- At the end of the formula, remove SIGN(C2) – the +1 or -1 for long or short position – and add $I$2*C$2, which besides the direction also contains number of shares and contract size. It is just like the end of the formula in cell C9, but this time without the ABS, because we also need the direction. Make sure you get the dollar signs right.

Now we can copy the formula that we have created in cell C12 to all other cells in the C12-F61 range. For each of the four legs, we have calculated profit or loss for all 50 points on the chart’s X-axis.

To calculate total P/L for the entire position for each point, copy the formula from cell G9 (sum of the four legs’ P/L) to cells G12-G61 (no adjustments needed in this case).

## Creating the Payoff Chart

Now we can just create a standard line chart with values range G12-G61 and labels range B12-B61. It will show the payoff diagram for our strategy. We can control the underlying price range (effectively zoom in or out) by changing the chart settings in cells I5-I6.

We can also display payoff diagrams for individual legs – in such case the chart series value range will be C12-C61, D12-D61 etc., but labels range is always the same: B12-B61.

## Next Steps

There is of course plenty of room for improvement in terms of layout and visual design – you can change the colors or locations of different parts to adjust the spreadsheet to your preferences, you can make the chart bigger and more prominent etc. We will briefly discuss these topics in the final part of the tutorial, but before we get to that, let’s add some more useful features.
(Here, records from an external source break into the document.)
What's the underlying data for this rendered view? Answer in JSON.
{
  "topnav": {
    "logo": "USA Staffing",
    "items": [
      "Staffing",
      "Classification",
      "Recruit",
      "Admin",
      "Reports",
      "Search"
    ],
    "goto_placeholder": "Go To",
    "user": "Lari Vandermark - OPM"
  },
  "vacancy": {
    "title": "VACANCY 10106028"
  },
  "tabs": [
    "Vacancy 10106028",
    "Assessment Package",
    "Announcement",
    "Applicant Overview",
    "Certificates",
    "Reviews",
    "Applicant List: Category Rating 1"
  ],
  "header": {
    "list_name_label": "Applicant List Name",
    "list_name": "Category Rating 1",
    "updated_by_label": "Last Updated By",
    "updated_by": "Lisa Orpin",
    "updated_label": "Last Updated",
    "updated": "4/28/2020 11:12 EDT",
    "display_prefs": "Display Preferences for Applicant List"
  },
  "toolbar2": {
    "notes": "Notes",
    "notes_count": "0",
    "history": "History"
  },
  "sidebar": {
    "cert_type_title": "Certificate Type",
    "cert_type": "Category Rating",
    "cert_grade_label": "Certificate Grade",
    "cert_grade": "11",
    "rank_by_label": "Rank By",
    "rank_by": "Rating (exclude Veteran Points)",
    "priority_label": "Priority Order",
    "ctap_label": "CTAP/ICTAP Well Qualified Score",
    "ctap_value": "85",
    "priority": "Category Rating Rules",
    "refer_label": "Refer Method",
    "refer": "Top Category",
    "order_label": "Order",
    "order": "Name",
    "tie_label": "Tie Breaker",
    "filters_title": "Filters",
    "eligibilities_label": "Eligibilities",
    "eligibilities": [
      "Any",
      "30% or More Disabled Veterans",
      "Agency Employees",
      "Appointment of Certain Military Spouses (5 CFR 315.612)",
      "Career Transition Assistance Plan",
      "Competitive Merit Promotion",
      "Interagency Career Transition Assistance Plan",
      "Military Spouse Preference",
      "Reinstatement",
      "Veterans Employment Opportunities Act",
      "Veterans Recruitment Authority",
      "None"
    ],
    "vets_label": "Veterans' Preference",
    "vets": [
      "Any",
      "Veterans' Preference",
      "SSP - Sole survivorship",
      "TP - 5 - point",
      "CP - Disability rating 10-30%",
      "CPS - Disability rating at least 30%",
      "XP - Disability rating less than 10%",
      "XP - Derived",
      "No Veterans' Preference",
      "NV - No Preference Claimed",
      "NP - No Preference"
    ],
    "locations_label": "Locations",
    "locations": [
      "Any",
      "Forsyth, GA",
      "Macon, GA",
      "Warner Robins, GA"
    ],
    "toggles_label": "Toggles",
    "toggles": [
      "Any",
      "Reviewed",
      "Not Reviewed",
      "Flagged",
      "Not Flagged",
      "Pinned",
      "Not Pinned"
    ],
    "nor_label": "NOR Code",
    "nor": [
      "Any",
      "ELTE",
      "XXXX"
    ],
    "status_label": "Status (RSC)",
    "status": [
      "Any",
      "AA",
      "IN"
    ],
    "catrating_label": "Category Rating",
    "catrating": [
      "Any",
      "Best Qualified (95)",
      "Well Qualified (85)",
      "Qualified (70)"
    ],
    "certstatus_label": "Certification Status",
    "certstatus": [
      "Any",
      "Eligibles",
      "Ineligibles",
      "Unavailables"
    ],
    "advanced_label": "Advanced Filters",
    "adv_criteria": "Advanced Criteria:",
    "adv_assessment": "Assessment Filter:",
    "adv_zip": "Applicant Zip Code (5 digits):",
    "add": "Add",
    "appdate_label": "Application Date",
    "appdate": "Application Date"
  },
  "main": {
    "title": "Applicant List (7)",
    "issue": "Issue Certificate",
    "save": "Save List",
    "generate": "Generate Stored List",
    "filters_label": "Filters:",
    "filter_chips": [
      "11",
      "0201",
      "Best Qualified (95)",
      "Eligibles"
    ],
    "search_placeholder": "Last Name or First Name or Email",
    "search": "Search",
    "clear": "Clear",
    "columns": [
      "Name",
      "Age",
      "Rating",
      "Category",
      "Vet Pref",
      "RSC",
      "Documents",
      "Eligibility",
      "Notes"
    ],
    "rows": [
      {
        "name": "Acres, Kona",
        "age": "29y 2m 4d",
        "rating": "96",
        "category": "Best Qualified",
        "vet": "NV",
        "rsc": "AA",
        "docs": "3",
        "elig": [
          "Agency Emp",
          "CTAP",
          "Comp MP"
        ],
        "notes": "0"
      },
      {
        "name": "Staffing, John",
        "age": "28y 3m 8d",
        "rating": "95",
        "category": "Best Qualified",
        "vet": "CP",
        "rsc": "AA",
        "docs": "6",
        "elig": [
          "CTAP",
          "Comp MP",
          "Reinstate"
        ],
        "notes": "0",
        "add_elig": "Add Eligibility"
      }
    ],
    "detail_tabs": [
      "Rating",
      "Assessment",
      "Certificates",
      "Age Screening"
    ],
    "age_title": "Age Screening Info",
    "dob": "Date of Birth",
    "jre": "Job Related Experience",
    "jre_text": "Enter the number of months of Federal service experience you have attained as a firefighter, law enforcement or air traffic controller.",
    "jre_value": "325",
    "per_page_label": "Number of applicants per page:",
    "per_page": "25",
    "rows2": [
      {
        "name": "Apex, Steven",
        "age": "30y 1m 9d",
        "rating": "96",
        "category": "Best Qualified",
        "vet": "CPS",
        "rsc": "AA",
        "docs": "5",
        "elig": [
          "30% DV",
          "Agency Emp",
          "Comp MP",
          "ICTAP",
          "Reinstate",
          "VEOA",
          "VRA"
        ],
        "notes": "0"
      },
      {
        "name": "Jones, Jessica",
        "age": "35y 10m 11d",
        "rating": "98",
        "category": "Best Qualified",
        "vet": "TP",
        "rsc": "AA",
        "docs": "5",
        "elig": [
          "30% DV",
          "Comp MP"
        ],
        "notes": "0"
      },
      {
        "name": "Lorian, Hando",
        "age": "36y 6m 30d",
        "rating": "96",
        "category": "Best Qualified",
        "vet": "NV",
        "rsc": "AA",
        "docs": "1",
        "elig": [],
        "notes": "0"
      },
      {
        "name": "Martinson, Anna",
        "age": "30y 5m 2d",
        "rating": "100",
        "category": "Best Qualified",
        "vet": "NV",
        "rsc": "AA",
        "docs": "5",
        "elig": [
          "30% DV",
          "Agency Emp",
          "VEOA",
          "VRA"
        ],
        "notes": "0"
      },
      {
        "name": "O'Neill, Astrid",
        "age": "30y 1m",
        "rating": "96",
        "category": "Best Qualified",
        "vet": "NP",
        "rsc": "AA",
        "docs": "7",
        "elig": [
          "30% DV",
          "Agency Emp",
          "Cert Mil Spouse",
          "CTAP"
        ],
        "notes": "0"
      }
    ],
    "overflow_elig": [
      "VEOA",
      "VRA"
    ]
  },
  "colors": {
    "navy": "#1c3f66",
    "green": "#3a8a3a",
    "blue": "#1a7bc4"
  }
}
In next two parts of the tutorial, we will look at the calculation of maximum profit, maximum loss and risk-reward ratio.

Go to next part: Calculating Option Strategy Maximum Profit and Loss